A record is a capturing of a take. The idea of layering, we just weren’t into it. We just wanted to make a record of a take. We even played them all in order. Then we tidied it up and put it out as the album with minimal overdub. We were really confident to go in and be our own producers. I’m really proud of the album, I think its just as good if not better than anything we’ve done before because it has that real punk aesthetic about it.

The Music labeled you guys as Celtic Punk, which I thought was really cool. How did you feel about that label?

Celtic Punk? I dunno, I’ve seen a lot of things lately, all sorts of titles like folk-punk and folk-rock. I’ve seen a few lately that have really been pushing the semantics of the word play. The nature of the branding is really just to get people to understand which box the listener would put it into. If you want to call it Celtic Punk I’m happy with that, it’s definitely got that punk energy and definitely those Celtic sounds.

As well as putting out your sixth album, you’re also releasing a DVD titled ‘These Are The Days’ – a documentary following your 16 years as a band – was that always the plan?

No, we just filmed all the way around then we realised we had 150 hours of footage from touring all over the world, all the up’s and downs; crashing the van, having keys stolen, and sleeping on the floor. All the realities of being in a touring band. There were nights we would wrap ourselves in the backdrop banner of the band while its snowing. There’s a lot of hard times we wanted to document because people only see that one hour on stage.

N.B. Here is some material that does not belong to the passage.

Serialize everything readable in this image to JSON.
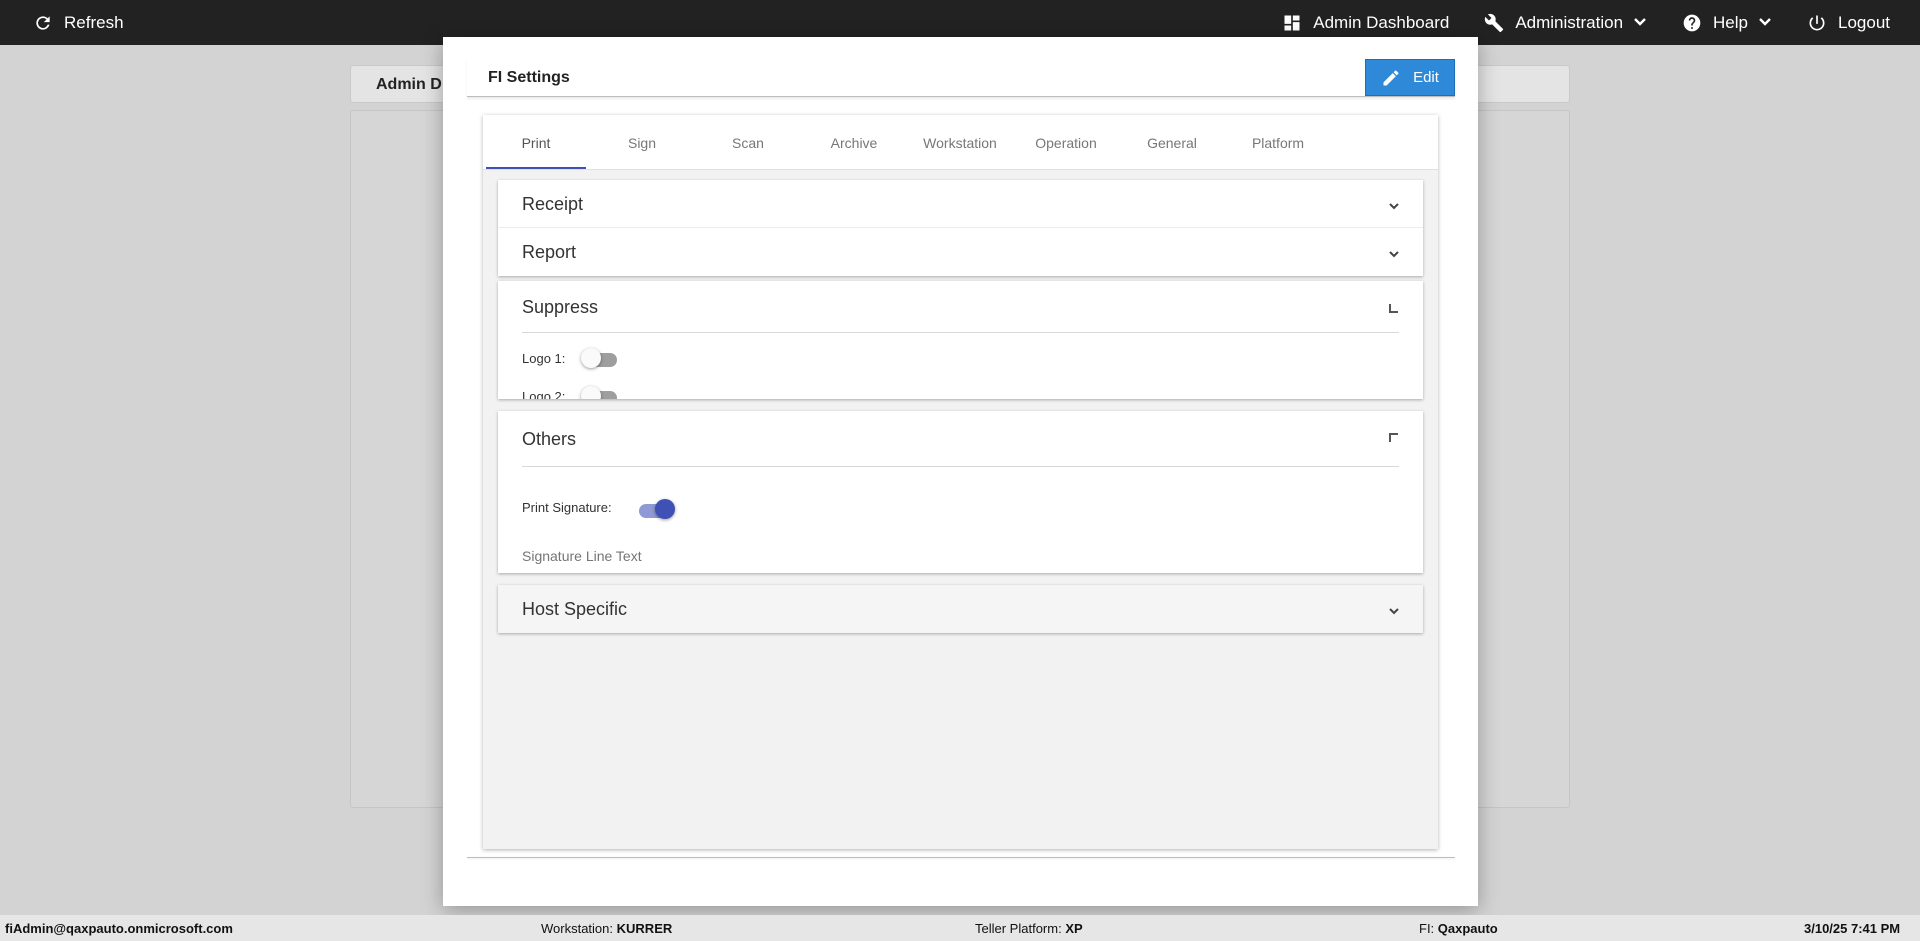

These days most of the time there’s people at shows, the band’s somewhat established. People assume that when they go and see you for that hour, that’s what it is but there’s 12 – 15 years behind that, all those miles in the band and hurdles that had to be overcome. We wanted to make a film about following your dreams and sticking to it in the face of adversary.

What can we expect from your upcoming tour?

More of the same. These days when we tour in Australia its a little more like a party because we don’t tour that often – we probably only do one or two tours a year. When we do the people who come out and see us have been coming out to see us for a few years. There’s a real culture around those gigs that are much more like a party. Everyone knows each other and gets to catch up. They’re really special events and as the years tick over I’m realising how special they are. The shows will be sweaty, there’ll be beer, stage diving, laughter, and crazy antics. It’ll be like catching up with family.

The Go Set ‘In The Streets’ Tour Dates

FRI 22 April
Barwon Club, Geelong
SAT 23 April
Grace Emily, Adelaide
SUN 24 April
The Tote, Melbourne

Get Tickets HERE